Task prompt >> Show every line of the data below that includes the word "true".

(Web page and app entries)
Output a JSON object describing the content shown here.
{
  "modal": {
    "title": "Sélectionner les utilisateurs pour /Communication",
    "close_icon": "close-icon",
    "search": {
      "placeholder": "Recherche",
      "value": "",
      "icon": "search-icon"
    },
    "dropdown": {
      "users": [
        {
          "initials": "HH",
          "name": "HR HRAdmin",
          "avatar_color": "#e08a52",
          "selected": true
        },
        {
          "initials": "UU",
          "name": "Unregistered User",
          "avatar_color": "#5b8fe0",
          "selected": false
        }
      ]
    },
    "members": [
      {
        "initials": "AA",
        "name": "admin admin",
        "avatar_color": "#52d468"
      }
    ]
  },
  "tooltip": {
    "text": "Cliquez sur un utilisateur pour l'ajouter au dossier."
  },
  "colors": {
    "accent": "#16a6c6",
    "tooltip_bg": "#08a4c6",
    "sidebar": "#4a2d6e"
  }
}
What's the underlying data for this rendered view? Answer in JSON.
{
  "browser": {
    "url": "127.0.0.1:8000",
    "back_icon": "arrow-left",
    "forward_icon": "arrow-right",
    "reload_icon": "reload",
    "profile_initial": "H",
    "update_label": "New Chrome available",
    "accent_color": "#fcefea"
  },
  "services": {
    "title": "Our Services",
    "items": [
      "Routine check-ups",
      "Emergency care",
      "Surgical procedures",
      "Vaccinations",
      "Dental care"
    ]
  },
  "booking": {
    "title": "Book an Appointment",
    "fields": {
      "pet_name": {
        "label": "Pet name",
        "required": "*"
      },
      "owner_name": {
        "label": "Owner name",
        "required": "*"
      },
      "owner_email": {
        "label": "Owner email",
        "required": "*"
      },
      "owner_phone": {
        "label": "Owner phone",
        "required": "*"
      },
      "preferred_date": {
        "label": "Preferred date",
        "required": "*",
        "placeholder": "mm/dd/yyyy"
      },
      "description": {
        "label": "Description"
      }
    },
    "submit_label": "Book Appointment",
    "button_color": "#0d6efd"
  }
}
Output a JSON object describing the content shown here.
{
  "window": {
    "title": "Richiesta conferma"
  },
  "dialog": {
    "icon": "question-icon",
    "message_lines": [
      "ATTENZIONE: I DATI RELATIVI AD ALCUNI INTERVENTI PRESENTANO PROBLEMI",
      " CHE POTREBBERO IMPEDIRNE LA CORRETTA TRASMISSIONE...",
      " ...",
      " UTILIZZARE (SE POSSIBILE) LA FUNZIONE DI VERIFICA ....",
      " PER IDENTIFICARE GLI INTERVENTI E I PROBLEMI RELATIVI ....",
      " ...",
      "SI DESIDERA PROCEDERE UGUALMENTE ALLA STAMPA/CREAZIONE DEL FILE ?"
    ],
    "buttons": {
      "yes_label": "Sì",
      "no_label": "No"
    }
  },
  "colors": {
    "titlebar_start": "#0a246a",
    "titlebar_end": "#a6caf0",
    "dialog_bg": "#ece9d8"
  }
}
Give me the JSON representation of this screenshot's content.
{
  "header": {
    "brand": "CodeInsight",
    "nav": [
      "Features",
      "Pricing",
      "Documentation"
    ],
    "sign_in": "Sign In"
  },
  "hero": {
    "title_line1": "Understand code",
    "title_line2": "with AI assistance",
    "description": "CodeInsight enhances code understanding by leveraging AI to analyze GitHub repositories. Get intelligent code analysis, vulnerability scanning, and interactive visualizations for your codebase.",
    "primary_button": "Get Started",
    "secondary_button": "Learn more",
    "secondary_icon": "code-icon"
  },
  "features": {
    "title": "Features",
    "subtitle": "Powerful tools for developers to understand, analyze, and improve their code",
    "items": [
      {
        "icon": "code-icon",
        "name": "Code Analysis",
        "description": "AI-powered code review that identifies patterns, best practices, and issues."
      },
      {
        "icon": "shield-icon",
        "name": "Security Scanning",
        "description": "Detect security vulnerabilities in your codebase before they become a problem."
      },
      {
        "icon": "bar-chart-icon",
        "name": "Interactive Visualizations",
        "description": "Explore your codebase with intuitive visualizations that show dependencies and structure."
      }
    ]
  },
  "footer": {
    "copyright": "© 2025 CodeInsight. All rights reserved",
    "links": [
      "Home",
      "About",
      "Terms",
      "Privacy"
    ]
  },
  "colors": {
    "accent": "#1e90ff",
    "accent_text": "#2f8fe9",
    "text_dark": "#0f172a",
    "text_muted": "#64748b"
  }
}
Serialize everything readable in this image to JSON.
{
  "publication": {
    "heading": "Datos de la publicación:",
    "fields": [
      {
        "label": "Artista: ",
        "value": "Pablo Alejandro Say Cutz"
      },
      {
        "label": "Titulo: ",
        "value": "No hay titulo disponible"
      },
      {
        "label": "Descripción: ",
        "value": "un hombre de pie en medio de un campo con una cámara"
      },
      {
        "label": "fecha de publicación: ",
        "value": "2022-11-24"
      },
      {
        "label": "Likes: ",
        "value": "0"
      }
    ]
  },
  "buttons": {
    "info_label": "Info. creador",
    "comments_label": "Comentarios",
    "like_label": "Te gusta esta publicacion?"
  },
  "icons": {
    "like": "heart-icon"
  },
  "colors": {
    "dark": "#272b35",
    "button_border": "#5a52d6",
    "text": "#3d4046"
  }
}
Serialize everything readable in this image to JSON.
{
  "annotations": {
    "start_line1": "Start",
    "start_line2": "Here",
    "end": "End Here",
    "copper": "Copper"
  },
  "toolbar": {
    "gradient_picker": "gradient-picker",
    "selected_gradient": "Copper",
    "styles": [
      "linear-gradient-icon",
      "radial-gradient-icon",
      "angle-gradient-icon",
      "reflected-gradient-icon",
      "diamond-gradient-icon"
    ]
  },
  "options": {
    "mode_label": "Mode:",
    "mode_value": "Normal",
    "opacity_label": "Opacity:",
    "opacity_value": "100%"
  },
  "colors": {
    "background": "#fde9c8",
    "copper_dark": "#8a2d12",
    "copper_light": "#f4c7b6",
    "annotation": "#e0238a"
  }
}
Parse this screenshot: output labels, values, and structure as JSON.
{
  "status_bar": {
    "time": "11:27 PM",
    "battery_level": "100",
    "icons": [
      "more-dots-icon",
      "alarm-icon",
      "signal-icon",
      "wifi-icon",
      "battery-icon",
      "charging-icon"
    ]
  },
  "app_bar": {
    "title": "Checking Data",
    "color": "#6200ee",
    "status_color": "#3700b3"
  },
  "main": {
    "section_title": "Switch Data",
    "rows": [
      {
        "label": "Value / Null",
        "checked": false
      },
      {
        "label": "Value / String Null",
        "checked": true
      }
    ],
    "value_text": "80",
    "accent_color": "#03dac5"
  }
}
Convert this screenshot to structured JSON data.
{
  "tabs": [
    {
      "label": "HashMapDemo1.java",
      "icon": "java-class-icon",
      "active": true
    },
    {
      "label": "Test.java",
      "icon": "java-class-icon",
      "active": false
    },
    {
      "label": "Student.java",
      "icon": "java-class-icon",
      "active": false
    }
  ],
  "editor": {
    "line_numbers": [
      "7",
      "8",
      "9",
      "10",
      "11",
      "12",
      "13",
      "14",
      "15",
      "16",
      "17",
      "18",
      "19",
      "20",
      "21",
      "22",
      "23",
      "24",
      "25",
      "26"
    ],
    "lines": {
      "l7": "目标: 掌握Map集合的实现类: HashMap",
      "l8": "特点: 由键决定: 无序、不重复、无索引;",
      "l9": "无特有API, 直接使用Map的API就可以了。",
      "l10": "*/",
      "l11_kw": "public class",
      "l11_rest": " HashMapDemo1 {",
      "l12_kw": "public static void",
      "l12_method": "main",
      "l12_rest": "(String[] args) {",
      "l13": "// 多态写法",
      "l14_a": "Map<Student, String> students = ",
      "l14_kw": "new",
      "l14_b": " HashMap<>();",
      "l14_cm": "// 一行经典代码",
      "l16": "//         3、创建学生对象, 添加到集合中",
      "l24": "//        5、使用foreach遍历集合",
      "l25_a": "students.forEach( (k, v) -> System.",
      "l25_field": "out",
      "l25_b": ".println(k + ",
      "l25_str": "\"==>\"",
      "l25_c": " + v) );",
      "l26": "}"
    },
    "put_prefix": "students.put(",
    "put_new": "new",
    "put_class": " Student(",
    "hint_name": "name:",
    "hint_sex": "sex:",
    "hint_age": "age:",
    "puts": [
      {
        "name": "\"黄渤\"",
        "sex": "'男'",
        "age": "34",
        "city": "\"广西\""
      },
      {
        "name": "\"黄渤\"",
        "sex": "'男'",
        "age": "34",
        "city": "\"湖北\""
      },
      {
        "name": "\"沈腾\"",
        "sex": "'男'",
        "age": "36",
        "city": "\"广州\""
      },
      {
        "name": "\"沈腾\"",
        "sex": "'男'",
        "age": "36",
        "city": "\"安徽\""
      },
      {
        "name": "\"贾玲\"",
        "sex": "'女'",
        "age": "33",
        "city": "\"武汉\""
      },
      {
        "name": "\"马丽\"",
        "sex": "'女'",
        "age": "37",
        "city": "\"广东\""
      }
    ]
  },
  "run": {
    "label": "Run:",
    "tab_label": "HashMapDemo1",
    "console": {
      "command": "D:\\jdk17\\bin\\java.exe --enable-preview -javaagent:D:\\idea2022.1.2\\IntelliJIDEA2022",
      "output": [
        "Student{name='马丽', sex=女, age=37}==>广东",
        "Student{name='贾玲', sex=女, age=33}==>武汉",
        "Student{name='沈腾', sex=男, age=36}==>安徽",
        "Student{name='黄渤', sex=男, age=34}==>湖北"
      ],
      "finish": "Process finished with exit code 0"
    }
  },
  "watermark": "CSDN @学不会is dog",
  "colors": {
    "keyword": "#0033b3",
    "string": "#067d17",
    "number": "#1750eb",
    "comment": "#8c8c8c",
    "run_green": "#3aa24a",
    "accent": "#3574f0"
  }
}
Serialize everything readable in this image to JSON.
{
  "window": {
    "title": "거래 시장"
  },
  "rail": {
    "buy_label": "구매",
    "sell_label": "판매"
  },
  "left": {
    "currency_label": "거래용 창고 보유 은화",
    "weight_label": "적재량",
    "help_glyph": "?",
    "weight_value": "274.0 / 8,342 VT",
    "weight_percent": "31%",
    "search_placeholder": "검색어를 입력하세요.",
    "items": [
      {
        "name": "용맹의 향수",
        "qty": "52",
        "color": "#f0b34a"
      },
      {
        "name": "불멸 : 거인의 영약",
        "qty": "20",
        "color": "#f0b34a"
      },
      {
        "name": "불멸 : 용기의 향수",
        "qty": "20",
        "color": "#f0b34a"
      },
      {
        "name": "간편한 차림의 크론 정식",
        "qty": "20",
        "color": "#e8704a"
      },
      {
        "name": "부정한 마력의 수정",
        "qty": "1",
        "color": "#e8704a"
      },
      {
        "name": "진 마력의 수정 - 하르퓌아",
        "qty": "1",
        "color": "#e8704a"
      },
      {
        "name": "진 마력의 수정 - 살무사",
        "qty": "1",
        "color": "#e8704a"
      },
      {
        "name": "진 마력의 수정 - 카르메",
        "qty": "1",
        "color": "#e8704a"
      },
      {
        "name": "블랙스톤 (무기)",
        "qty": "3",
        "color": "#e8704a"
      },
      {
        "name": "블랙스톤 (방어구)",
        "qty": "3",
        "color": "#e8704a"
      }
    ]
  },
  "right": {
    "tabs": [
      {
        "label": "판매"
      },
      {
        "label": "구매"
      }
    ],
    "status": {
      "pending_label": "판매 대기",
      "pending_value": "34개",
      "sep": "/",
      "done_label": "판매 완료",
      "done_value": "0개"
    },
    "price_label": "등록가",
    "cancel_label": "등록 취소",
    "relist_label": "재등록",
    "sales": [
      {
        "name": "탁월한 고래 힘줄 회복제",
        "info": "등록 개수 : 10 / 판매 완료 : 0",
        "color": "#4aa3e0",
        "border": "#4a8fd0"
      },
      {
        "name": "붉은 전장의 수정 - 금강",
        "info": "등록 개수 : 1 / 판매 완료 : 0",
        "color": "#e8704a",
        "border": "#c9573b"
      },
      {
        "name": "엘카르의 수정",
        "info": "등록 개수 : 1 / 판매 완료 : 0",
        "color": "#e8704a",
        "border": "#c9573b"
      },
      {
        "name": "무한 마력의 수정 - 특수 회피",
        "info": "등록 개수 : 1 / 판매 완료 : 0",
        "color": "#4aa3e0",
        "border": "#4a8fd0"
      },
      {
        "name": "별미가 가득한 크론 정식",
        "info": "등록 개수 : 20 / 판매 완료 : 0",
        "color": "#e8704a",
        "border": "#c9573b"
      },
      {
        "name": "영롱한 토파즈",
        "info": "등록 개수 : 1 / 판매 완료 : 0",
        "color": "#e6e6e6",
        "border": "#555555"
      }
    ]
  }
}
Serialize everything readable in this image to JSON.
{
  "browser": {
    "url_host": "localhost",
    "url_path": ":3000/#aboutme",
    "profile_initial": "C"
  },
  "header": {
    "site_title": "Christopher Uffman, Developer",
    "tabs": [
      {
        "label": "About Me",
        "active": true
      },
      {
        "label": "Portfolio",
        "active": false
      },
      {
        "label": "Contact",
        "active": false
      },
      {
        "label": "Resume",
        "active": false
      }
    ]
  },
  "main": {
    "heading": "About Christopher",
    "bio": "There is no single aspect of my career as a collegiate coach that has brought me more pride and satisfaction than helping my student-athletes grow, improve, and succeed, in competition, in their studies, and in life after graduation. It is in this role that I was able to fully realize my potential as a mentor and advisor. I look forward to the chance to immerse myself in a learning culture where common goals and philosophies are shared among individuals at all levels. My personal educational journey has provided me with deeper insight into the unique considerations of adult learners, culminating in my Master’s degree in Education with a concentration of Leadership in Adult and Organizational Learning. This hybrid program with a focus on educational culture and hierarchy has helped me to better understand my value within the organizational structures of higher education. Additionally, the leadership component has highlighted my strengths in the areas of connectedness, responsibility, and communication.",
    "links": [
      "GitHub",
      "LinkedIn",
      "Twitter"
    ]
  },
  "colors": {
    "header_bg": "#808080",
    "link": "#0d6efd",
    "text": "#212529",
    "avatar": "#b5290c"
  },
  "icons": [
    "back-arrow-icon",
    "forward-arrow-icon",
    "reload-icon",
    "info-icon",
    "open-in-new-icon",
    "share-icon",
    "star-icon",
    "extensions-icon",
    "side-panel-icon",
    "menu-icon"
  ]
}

Response >>
          "selected": true
        "checked": true
      "active": true
        "active": true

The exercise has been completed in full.